Olympics clock: The joy of countdowns

Countdown clocks

A timer showing the 500 days to go until the 2012 Olympics is being unveiled in London, but why are these countdowns so beguiling, asks John Morton, writer of comedy Twenty Twelve.

Remember Ken Livingstone's "live" running unemployment total on the old GLC building in London? Or there's the US National Debt Clock in Times Square. Or the live stock market prices and world financial indices snaking their way around the walls of the Thomson Reuters building in Canary Wharf.

There seems to be something hypnotic about watching history unfolding digitally in real time before our eyes.

But it's the clocks that count downwards towards a fixed point that really seem to have us in their thrall. How else could Countdown's 30-second analogue clock face with its plinky plonky musical accompaniment have dominated afternoon television for nearly 30 years as the procession of presenters, contestants, and fragrant letter-wranglers have come and gone beneath it.

And then there was the Millennium. Remember the mounting fear, presented to us as a kind of world-wide ticking bomb, that when the digits on our computer clocks finally flicked over to 2,000 all our planes would suddenly fall out of the sky?

And remember all those public Millennium clocks counting us down second by second through the final years, months, and days to the zero hour? The French had theirs ticking away outside the Centre Pompidou in Paris. The Queen unveiled London's at Greenwich with a thousand days to go.

In Dublin they had the brilliant idea of installing theirs underwater so that the time on its green-illuminated face would shine up through the waters of the Liffey. Needless to say it let in water, failed to tell the time correctly, and quickly earned its nickname of "The Time in the Slime".

Where are they all now?

There's something both fascinating and unsettling going on here, and perhaps it's not so much to do with the clocks as with time itself, or the way we perceive it. Maybe there's something about the certainty, the unavoidabiltiy of that journey down towards zero that taps into something buried deep within the collective psyche.

Parachutists call it ground rush. Apparently while you're falling through the sky and before you open your parachute the perception is that you're dropping towards the ground at a perfectly manageable speed. Yes it's exhilarating, but there's plenty of time to look around you and take in the wonder of it all.

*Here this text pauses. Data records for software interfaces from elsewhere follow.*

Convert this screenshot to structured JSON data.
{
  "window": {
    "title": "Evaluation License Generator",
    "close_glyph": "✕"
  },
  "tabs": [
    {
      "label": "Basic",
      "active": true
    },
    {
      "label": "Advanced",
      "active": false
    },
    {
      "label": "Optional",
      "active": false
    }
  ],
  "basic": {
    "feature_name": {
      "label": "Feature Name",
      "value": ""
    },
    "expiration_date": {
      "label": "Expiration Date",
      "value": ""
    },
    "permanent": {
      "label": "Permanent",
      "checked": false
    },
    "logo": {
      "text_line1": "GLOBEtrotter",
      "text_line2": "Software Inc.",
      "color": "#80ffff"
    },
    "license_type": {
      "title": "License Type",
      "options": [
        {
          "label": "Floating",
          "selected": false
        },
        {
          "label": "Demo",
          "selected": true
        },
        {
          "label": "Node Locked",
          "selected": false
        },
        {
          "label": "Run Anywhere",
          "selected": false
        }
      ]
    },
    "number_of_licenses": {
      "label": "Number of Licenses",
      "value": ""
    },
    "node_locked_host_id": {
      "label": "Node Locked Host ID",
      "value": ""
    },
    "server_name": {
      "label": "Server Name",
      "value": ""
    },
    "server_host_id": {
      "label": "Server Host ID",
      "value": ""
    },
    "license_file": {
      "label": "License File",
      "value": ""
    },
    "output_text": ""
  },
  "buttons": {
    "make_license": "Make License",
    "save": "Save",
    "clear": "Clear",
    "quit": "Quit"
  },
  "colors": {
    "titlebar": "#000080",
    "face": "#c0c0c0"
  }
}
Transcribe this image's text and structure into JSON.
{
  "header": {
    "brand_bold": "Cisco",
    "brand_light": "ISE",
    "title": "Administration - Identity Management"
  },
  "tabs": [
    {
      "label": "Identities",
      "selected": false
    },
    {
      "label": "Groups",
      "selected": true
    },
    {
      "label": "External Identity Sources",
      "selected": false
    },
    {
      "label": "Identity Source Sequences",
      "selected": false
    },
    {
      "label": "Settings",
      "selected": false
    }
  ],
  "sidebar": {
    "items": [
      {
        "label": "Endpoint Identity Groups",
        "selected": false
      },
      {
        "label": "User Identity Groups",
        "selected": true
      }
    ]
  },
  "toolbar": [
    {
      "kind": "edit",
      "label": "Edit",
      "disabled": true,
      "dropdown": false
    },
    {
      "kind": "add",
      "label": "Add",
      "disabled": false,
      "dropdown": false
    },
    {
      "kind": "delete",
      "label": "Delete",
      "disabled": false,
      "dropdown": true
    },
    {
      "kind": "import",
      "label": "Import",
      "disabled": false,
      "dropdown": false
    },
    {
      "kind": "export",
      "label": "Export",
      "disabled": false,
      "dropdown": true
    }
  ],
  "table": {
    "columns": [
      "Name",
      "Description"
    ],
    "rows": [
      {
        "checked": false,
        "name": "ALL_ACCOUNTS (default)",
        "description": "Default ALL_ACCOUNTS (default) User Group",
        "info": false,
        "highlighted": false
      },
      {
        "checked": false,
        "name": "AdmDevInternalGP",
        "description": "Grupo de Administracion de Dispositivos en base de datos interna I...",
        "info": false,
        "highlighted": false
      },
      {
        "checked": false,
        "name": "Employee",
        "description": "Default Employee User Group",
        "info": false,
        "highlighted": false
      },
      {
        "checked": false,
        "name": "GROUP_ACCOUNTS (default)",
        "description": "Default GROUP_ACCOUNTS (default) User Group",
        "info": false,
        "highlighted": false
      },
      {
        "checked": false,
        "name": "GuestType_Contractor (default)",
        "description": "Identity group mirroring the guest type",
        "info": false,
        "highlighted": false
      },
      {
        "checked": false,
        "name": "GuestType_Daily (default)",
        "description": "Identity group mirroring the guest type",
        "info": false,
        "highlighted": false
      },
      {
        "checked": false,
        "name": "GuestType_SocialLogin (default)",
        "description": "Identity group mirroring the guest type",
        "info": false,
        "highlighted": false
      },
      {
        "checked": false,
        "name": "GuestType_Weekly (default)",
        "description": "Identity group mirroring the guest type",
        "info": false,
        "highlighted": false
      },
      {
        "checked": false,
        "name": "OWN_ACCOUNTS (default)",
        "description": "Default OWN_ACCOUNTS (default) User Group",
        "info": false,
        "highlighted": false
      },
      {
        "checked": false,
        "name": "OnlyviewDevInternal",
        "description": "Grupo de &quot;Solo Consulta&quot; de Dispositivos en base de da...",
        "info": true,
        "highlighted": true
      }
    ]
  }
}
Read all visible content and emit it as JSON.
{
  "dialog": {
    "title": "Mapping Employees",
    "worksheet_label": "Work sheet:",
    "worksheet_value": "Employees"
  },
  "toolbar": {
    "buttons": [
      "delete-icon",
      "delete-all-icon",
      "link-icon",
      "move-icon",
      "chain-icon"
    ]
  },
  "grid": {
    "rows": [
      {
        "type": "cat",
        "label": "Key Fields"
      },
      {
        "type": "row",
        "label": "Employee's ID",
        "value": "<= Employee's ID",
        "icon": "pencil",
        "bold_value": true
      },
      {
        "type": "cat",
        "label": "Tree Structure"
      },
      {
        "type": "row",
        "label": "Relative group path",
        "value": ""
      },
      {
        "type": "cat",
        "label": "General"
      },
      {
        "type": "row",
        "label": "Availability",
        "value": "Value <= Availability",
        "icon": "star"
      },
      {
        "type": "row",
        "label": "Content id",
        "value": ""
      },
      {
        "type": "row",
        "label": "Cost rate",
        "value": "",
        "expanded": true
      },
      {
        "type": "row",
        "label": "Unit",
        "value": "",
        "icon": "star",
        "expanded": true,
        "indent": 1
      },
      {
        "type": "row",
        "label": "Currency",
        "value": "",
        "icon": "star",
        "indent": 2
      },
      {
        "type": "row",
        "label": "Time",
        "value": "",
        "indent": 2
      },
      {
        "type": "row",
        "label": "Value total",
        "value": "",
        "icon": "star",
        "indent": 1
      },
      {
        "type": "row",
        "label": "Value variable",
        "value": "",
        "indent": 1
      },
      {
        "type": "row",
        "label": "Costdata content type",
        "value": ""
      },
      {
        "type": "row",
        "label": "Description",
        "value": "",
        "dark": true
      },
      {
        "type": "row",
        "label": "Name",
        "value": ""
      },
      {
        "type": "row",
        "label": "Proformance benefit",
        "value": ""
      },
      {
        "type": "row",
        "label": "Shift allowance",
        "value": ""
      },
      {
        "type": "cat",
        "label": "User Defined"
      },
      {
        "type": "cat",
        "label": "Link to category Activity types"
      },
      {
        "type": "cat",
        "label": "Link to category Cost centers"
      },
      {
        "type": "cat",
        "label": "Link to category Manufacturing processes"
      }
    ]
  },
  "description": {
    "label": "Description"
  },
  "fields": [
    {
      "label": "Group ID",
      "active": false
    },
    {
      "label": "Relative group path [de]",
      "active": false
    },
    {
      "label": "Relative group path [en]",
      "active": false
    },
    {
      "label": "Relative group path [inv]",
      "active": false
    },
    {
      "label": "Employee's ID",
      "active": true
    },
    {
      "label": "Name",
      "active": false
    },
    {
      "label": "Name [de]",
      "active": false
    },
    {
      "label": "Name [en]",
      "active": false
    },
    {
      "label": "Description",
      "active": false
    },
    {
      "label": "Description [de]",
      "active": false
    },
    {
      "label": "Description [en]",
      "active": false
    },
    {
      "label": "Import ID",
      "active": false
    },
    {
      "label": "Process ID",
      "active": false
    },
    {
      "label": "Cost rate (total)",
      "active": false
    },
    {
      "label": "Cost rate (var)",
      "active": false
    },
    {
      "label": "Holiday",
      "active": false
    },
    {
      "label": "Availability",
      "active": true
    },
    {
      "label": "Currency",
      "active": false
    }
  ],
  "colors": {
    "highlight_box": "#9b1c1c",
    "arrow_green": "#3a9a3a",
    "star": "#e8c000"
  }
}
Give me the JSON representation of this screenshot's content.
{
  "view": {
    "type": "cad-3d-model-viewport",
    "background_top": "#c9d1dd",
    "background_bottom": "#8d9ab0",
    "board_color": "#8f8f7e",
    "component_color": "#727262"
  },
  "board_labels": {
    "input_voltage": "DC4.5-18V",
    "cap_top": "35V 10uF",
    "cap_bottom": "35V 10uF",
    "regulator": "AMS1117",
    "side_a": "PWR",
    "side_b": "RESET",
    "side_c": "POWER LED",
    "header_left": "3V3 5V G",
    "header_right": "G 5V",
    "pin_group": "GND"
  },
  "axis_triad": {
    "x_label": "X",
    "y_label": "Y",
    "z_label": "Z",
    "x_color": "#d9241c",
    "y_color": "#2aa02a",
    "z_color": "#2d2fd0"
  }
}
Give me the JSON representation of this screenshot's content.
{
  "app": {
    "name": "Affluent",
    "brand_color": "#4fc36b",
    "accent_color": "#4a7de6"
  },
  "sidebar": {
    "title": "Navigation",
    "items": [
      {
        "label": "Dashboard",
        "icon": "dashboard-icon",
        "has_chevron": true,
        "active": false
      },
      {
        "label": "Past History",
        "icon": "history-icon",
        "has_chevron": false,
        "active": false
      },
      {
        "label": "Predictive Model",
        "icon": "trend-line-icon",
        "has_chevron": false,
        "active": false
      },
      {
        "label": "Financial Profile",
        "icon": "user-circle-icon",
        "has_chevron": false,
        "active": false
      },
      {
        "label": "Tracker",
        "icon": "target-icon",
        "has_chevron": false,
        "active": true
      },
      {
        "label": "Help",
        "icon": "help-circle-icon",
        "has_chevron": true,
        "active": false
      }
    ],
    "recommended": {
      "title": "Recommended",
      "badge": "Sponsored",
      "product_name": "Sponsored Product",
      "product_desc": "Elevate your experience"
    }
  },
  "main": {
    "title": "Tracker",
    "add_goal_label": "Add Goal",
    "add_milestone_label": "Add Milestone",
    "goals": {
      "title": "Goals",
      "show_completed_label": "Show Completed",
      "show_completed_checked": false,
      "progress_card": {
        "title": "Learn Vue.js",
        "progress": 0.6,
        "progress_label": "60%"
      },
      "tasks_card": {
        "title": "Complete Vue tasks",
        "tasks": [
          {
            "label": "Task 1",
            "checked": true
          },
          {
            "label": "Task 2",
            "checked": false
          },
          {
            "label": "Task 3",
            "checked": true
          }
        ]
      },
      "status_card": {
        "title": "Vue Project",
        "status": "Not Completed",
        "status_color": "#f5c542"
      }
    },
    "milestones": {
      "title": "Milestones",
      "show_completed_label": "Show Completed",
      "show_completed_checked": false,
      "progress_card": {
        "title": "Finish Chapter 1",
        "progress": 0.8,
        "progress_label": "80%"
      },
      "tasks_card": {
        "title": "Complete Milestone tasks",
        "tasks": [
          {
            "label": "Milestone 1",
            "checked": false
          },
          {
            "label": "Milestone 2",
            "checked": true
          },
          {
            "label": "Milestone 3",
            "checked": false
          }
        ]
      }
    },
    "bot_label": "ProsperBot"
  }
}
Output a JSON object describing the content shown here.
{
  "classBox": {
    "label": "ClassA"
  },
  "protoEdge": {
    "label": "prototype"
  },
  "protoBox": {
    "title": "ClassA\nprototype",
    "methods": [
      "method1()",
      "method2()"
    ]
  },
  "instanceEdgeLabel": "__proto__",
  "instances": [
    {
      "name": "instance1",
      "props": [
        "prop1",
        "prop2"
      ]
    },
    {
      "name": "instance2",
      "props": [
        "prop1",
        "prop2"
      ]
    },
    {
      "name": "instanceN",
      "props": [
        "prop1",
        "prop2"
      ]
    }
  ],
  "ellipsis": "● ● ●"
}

But that's an illusion caused by the lack of visual cues. It's only when you drop below a certain height and suddenly become aware that the ground is rushing up to meet you that you realise how fast you've been falling all along.

Media playback is unsupported on your device
Media captionTwenty Twelve is a comic take on preparations

More sobering still, maybe there's an analogy here for the way we experience time over the course of a human life.

For most of our lives we drift along on the assumption that there's always going to be time left ahead of us to develop, modify, and realise our many and varied dreams in that portion of it, still unused, called the future.

And we're happy enough with this arrangement right up to the point where we become aware that we've run out of future. What happened? Of course the ground has been rushing up towards us all along, we just didn't realise how fast we'd been falling.

Maybe it goes some way to explaining the lure of the countdown clock. A thousand days to go - still a long way away. Five hundred days - still pretty much still talking about the future. A hundred days - anybody know how many months that is? Fifty days - wait a minute, hang on, that's less eight weeks.

Suddenly we're not going to make this. What happened to all the time?

So perhaps as Olympics fans watch the 500 days to go clock, they should have a quick glance at their to-do list.